What You Should Know About The Buyer’s Approval Letter

Buyer's approval letterWhen someone places their home on the market, they do so because they intend on selling it. They aren’t doing it because they want to show off their properties and just list them. Granted, there are times when deals will fall through because the buyer’s financing has hit a few snags. There are countless reasons behind a deal going wrong. It is the inexperienced (and sometimes desperate) agent who will show any house to anyone, simply because they are trying to make a sale. These are agents that you should make a point to avoid when you’re representing a seller.

How Can I Avoid a Weak Buyer?

Avoiding a weak buyer is a lot simpler than you may think. When a realtor submits an offer, you should always ask a slew of questions. Here are just a few examples:

  • Ask the realtor how long they have been working with the homebuyer. If they’ve met them before submitting the offer, then you can deduce that the realtor knows nothing about the buyer or their finances.
  • Call the loan officer listed on the approval letter and ask these questions:
    • Have you checked the homebuyers income to debt ratio?
    • Are the homebuyer’s self-employed? If so, do you have tax returns that can verify this?
    • Has the buyer filled out the application completely?
    • What does the buyer’s credit look like?
    • Can the buyer cover the down payment and closing cost fees?
    • Does the buyer have a stable form of income?

There isn’t a law that requires a lender to answer these questions, but they usually, do. You don’t have to go on worrying about being be told that the information cannot be disclosed. Sometimes the buyer will ask that the seller covers closing costs and sometimes their agent will say something like, “My buyer doesn’t have enough funds to cover the closing costs, so they really need the seller to give them 3% of the sale price on the property.”

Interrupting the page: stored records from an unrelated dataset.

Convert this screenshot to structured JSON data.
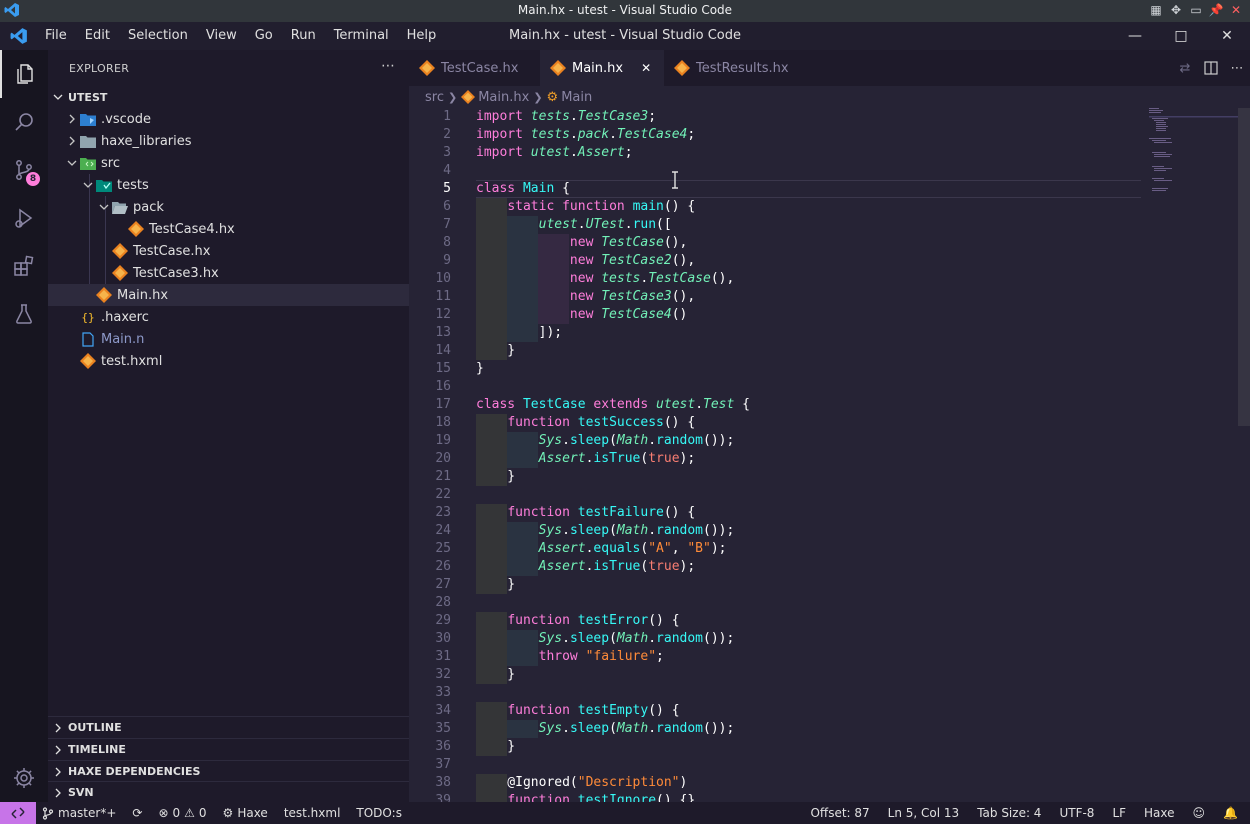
{
  "os": {
    "title": "Main.hx - utest - Visual Studio Code"
  },
  "menubar": {
    "items": [
      "File",
      "Edit",
      "Selection",
      "View",
      "Go",
      "Run",
      "Terminal",
      "Help"
    ],
    "window_title": "Main.hx - utest - Visual Studio Code"
  },
  "activity": {
    "scm_badge": "8"
  },
  "sidebar": {
    "title": "EXPLORER",
    "root": "UTEST",
    "tree": [
      {
        "label": ".vscode"
      },
      {
        "label": "haxe_libraries"
      },
      {
        "label": "src"
      },
      {
        "label": "tests"
      },
      {
        "label": "pack"
      },
      {
        "label": "TestCase4.hx"
      },
      {
        "label": "TestCase.hx"
      },
      {
        "label": "TestCase3.hx"
      },
      {
        "label": "Main.hx"
      },
      {
        "label": ".haxerc"
      },
      {
        "label": "Main.n"
      },
      {
        "label": "test.hxml"
      }
    ],
    "sections": [
      "OUTLINE",
      "TIMELINE",
      "HAXE DEPENDENCIES",
      "SVN"
    ]
  },
  "tabs": [
    {
      "label": "TestCase.hx"
    },
    {
      "label": "Main.hx"
    },
    {
      "label": "TestResults.hx"
    }
  ],
  "breadcrumb": {
    "folder": "src",
    "file": "Main.hx",
    "symbol": "Main"
  },
  "status": {
    "branch": "master*+",
    "errors": "0",
    "warnings": "0",
    "haxe": "Haxe",
    "hxml": "test.hxml",
    "todo": "TODO:s",
    "offset": "Offset: 87",
    "position": "Ln 5, Col 13",
    "tab_size": "Tab Size: 4",
    "encoding": "UTF-8",
    "eol": "LF",
    "language": "Haxe"
  },
  "colors": {
    "accent": "#c774e8",
    "background": "#262335",
    "sidebar": "#1e1a2a",
    "activity": "#171520"
  }
}
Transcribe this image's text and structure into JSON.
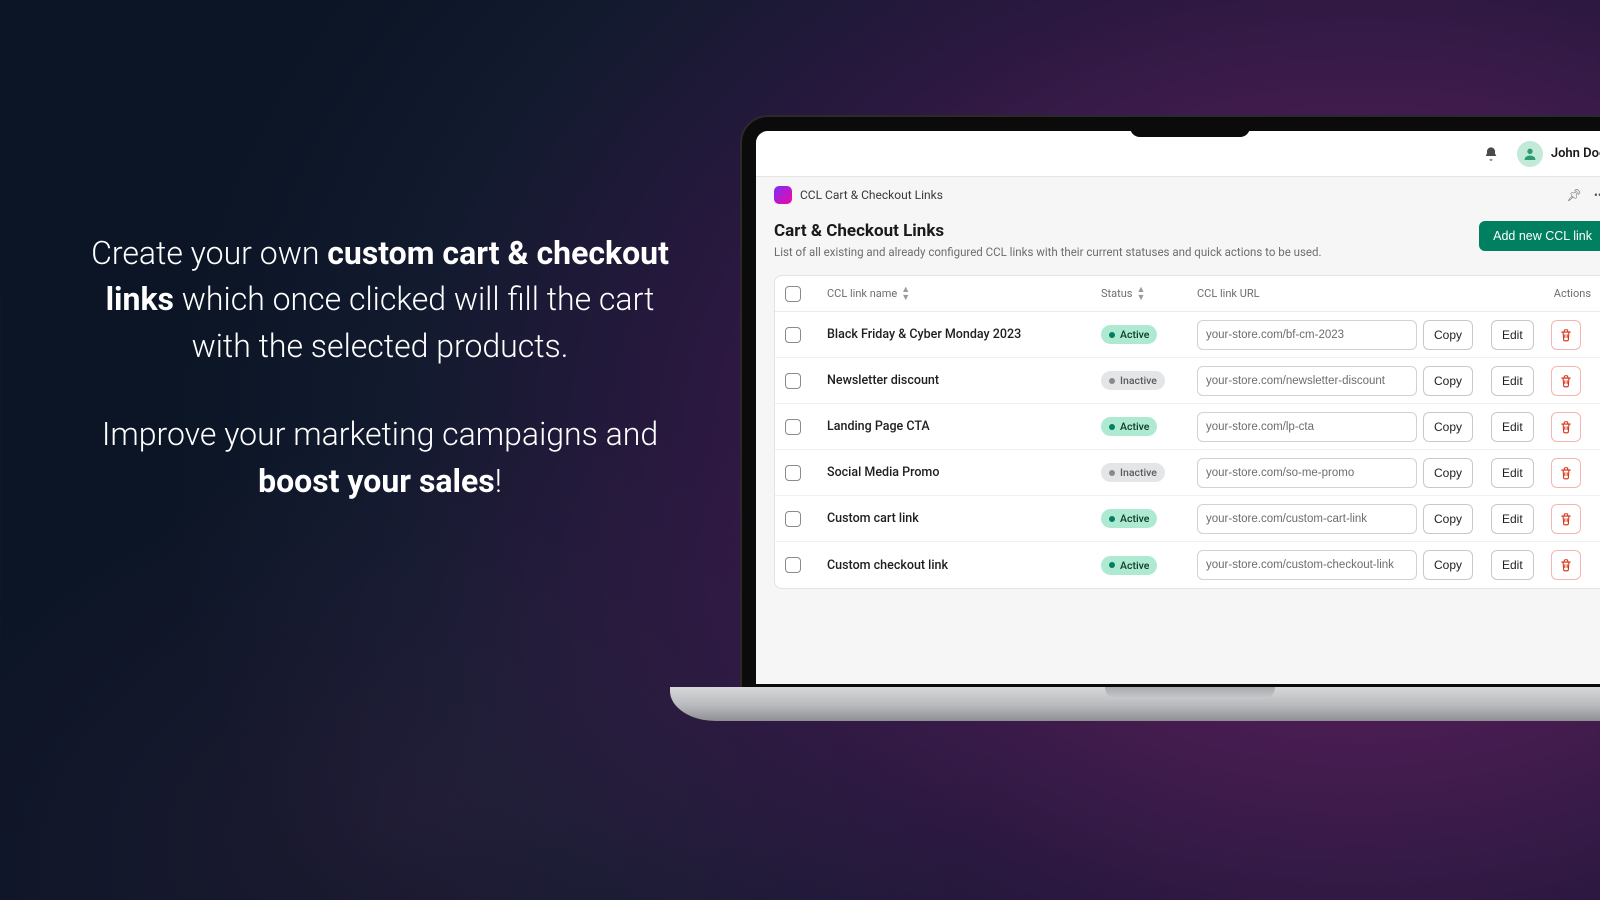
{
  "promo": {
    "p1_pre": "Create your own ",
    "p1_bold": "custom cart & checkout links",
    "p1_post": " which once clicked will fill the cart with the selected products.",
    "p2_pre": "Improve your marketing campaigns and ",
    "p2_bold": "boost your sales",
    "p2_post": "!"
  },
  "topbar": {
    "user_name": "John Doe"
  },
  "crumb": {
    "app_title": "CCL Cart & Checkout Links"
  },
  "page": {
    "title": "Cart & Checkout Links",
    "subtitle": "List of all existing and already configured CCL links with their current statuses and quick actions to be used.",
    "add_button": "Add new CCL link"
  },
  "table": {
    "headers": {
      "name": "CCL link name",
      "status": "Status",
      "url": "CCL link URL",
      "actions": "Actions"
    },
    "copy_label": "Copy",
    "edit_label": "Edit",
    "status_labels": {
      "active": "Active",
      "inactive": "Inactive"
    },
    "rows": [
      {
        "name": "Black Friday & Cyber Monday 2023",
        "status": "active",
        "url": "your-store.com/bf-cm-2023"
      },
      {
        "name": "Newsletter discount",
        "status": "inactive",
        "url": "your-store.com/newsletter-discount"
      },
      {
        "name": "Landing Page CTA",
        "status": "active",
        "url": "your-store.com/lp-cta"
      },
      {
        "name": "Social Media Promo",
        "status": "inactive",
        "url": "your-store.com/so-me-promo"
      },
      {
        "name": "Custom cart link",
        "status": "active",
        "url": "your-store.com/custom-cart-link"
      },
      {
        "name": "Custom checkout link",
        "status": "active",
        "url": "your-store.com/custom-checkout-link"
      }
    ]
  }
}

This tactic has been played time and time before. If the lender is nervous or tries to give you some excuse as to why they do not have the tax returns, then you can safely assume that the buyer isn’t truly a buyer since they aren’t really ready to make that commitment. Alarmingly enough, there have been many instances where the loan officer hasn’t done anything more than just have a conversation with the “buyer.”

Many agents complain about prospective deals falling through because of a financial problem. Face it, it’s going to happen. You cannot predict every disaster in the real estate business, but you can get rid of many setbacks simply by doing your job as a realtor. Every person who is selling their home should ask the listing agent about the approval letter before they even think about signing on that dotted line to sell off their home.

Leave a Reply

Your email address will not be published. Required fields are marked *